The new system replaces the Voter News Service, first put in place in 1993 and disbanded in spring 2003 after bad calls were made in the 2000 election and the entire system melted down in 2002. “VNS was a disaster waiting to happen,” said one veteran of many election nights.
The news departments of ABC, CBS, CNN, NBC and Fox News Channel have joined with the Associated Press to form NEP, which commissioned two established polling organizations, Edison Media Research and Mitofsky International, to conduct exit surveys.
On primary days NEP will conduct exit polling on presidential, gubernatorial and congressional races and on some propositions on state ballots. Edison and Mitofsky will send as many as 6,000 people into the field to conduct the polling. The results will be fed into computers that provide detailed analysis of who voted and why. The AP’s role is to report the tabulated votes.

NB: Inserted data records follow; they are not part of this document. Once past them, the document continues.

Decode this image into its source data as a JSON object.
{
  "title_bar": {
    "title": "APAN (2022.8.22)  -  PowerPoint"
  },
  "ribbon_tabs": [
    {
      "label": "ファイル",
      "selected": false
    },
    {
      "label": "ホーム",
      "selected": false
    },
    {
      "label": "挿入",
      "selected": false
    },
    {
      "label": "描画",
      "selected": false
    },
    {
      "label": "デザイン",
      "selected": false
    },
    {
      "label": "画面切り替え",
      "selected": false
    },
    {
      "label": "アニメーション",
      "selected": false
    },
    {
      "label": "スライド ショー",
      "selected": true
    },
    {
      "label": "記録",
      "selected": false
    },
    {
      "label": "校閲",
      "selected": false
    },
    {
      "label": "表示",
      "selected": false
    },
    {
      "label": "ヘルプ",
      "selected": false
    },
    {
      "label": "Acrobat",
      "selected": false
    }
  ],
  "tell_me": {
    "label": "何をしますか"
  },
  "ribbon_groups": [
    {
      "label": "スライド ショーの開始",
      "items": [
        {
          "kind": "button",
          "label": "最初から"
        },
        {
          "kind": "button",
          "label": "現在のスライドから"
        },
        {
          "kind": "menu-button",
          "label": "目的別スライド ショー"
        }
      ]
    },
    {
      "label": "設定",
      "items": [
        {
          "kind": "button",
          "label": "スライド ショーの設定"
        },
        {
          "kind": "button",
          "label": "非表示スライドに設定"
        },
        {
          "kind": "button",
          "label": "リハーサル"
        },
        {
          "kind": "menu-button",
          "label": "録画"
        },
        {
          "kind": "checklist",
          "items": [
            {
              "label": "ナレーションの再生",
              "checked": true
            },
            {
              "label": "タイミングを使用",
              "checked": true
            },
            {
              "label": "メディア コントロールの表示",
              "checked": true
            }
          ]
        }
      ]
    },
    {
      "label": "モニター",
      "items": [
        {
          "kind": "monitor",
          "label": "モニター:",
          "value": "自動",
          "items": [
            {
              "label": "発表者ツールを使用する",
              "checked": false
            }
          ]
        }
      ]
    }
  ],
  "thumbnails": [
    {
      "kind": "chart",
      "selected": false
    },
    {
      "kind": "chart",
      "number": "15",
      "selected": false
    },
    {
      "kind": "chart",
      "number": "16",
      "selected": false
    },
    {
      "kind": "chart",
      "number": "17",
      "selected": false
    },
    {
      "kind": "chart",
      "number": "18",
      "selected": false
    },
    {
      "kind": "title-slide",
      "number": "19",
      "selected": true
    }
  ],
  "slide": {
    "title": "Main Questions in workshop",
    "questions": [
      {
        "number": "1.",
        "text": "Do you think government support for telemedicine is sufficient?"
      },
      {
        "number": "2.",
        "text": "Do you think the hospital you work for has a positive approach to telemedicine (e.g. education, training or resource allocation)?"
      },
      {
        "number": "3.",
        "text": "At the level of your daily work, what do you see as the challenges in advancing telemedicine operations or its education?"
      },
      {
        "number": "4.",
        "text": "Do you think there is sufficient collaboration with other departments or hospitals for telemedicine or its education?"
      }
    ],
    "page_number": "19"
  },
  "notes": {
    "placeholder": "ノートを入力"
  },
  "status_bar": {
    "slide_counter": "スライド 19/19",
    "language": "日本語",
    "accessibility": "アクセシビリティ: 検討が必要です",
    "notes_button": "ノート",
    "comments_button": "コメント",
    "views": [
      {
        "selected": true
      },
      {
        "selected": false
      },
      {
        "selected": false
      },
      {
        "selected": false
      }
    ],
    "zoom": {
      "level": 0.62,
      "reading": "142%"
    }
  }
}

The new system has already been field-tested in California, where it provided accurate data during the controversial recall election that led to actor Arnold Schwarzenegger becoming governor.
There were “some fixes” in the delivery system, said one decision desk director, who added that the more facile new system also passed an “excellent test” in November during gubernatorial elections in Kentucky and Mississippi.
“There has been some fine-tuning, but overall it has worked very well,” said Linda Mason, public affairs VP at CBS News.
No one would say how much the NEP is costing. But insiders do say it is not significantly higher than what would have been spent with VNS.
The Edison/Mitofsky system replaces a system created by the Battelle Memorial Institute. That system, which was to have remedied the VNS problems that surfaced in 2000, was not tested before election night 2002, when it basically ground to a halt under the weight of the data and the demands by users.
“In 2002 the networks and the AP put a lot of money into creating that system from scratch, and in the end it just wasn’t successful,” the decision desk director said.
AP and Edison/Mitofsky both had head starts on their systems. The AP has been tabulating votes for nearly 100 years. Warren Mitofsky created the model for the exit poll and executed it in 1967 at CBS News, where he was director of the election unit for 27 years. He founded New York-based Mitofsky International in 1993 and has on previous occasions collaborated with New Jersey-based Edison Media Research on exit polling.
NEP Workout
In Iowa, where some 1,993 caucuses will elect delegates, the polling will be done as voters enter caucus sites, because the doors to the caucus sites will be closed at 8 p.m. and there is no way of knowing when the town-hall-style meetings will break up and final delegate vote counts will be revealed.
Then all eyes-and candidates-turn to New Hampshire and its Jan. 27 primary.
By the time June 8 rolls around, primaries in 38 states will have given a thorough workout to NEP’s new setup-and to the safeguards news organization have put in place to make it less likely that the people deciding when to project or call a race would not compound computer-generated mistakes as they did in 2000.
“None of us want to repeat that,” said the decision desk director.